NAACP Urges Swift Enactment of Legislation to Address Racial Disparities in the American Criminal Justice System

The Issue:
While people may argue about the reasons behind it, few would disagree that extensive racial and ethnic disparities exist today in the American criminal justice system.  These disparities are particularly true for African American men and boys, who are grossly overrepresented at every stage of the judicial process, from initial contacts with police to punishments.  African Americans routinely receiving more jail time and harsher punishments; 42% of Americans currently on death row are African American.  Nearly a million African Americans today are incarcerated in prisons and in jails, and unless there is a change, a black male born today has a one-in-three chance of going to prison in his lifetime.  In fact, despite the fact that numerous studies show that African Americans and Caucasians use cocaine at roughly the same rate, statistics confirm that over 80% of those currently in prison for crack cocaine possession are African American. 

To address these disparities, Senators Joseph Biden (DE) and Arlen Specter (PA), both senior members of the Senate Judiciary Committee have introduced the bipartisan Justice Integrity Act (S.3245), which aims to address the issue of unwarranted racial disparities in the American criminal justice system.  This important legislation would establish 10 pilot programs to create local advisory groups charged with collecting and analyzing racial and ethnic data on charging, plea negotiations, sentencing recommendations and other factors involved in creating these disparities. 

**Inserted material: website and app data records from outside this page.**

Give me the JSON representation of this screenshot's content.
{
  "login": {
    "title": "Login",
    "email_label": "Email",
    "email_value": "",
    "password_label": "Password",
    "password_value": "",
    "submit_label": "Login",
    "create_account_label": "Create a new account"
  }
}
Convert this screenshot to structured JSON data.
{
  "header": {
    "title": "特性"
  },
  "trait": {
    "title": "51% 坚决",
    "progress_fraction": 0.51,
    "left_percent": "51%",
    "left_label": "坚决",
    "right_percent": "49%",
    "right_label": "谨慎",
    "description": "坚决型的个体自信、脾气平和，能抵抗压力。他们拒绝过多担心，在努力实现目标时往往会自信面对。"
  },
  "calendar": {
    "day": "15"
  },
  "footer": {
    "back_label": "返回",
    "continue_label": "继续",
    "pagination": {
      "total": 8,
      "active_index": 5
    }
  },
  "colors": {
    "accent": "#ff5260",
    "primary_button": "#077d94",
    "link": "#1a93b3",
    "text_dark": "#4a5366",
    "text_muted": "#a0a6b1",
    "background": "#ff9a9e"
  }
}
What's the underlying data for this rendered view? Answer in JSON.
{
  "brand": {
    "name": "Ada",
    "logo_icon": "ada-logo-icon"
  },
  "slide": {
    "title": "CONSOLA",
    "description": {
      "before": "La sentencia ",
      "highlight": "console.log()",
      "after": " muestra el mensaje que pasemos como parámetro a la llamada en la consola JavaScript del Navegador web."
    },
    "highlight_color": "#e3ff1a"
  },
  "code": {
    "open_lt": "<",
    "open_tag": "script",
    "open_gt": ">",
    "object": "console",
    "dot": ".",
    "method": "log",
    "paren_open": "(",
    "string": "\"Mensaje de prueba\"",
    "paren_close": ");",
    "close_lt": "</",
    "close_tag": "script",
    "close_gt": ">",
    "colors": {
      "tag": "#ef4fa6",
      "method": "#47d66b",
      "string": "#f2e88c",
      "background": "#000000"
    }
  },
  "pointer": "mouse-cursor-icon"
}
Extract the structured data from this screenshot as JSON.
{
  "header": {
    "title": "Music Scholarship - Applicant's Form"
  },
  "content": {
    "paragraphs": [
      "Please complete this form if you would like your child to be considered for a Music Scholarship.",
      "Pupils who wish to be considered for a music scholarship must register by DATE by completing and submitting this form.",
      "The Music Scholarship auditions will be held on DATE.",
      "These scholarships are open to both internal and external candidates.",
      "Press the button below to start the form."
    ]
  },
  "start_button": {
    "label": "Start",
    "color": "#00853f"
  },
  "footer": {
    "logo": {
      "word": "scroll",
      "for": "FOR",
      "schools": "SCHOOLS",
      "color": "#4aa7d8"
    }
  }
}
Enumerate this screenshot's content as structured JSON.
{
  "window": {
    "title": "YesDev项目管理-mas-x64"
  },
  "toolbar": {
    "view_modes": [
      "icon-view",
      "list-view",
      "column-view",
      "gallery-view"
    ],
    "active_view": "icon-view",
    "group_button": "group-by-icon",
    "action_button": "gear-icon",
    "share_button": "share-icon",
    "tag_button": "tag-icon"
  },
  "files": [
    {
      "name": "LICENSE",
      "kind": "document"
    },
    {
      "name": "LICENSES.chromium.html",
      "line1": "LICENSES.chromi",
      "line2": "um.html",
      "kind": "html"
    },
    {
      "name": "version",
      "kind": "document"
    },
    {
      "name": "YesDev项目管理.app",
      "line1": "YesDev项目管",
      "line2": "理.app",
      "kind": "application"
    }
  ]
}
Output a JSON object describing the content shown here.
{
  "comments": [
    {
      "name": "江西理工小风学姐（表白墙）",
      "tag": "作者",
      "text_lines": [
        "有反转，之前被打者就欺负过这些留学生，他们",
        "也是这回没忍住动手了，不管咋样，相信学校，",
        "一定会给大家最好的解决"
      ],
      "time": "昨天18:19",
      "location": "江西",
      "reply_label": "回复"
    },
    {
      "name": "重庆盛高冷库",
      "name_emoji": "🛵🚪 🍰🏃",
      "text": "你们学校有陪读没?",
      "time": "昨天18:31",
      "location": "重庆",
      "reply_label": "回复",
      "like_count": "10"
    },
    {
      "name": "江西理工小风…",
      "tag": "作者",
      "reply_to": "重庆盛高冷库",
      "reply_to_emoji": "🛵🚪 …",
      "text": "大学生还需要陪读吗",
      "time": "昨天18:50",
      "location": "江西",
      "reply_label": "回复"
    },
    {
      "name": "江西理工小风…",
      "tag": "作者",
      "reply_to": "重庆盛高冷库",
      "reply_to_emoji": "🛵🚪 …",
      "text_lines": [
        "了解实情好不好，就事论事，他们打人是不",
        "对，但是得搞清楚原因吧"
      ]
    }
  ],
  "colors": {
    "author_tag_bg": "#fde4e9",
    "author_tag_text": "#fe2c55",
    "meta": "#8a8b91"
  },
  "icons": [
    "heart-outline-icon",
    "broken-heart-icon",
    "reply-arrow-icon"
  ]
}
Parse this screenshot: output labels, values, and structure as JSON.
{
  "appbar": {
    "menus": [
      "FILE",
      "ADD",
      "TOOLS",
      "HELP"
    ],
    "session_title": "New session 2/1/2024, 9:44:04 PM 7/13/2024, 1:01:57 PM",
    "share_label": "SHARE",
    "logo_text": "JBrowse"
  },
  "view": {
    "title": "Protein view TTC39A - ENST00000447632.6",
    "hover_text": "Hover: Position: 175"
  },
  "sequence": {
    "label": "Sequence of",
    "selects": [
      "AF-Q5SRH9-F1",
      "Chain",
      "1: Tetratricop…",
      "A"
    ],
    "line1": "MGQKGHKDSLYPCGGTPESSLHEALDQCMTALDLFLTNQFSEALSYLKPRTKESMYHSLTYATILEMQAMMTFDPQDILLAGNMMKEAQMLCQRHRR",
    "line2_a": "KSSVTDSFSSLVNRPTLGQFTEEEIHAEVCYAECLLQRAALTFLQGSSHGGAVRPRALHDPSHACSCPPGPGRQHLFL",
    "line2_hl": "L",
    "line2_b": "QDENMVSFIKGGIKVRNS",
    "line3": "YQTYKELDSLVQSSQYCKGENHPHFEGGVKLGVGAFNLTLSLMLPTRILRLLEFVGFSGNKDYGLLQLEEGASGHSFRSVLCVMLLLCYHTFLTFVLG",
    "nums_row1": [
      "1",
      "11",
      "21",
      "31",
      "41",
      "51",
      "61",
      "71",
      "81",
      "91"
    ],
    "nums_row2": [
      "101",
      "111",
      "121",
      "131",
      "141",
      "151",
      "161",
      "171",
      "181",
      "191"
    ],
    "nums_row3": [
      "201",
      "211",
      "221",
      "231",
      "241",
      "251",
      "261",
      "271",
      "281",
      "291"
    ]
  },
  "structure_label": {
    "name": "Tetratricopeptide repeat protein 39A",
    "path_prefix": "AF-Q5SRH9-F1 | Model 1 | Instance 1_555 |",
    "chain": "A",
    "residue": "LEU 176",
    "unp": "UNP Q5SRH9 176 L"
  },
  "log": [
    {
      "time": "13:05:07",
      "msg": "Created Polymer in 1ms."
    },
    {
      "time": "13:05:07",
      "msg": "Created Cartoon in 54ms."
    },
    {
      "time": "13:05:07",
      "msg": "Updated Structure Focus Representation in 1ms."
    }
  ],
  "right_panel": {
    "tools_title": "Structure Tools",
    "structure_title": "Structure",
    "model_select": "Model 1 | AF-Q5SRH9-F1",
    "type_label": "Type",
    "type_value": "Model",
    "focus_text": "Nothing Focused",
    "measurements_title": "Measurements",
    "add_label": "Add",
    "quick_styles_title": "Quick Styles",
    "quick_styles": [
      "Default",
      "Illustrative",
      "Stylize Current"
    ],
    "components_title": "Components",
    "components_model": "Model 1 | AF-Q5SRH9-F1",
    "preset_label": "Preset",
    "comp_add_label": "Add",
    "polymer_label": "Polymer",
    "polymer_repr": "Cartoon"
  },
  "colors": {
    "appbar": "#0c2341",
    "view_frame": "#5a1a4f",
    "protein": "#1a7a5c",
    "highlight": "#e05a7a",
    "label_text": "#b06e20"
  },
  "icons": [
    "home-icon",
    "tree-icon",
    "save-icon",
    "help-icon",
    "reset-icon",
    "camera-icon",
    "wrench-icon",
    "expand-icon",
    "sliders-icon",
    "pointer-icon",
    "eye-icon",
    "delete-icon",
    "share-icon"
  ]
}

It is difficult for Americans of color to have faith and confidence in the American judicial system when we know from experience that we are treated differently because of the color of our skin.  This lack of confidence in turn, makes us not only distrustful of the system at every level, but also makes it much less likely that we are willing to turn to or cooperate with the very people and institutions who are charged with protecting our safety and ensuring that our Constitutional rights are upheld.

While this legislation will not solve the problems overnight, it is a very important first step.  If we as a Nation are going to truly meet our potential, we must address these disparities, and thus we appreciate that you have taken this important first step.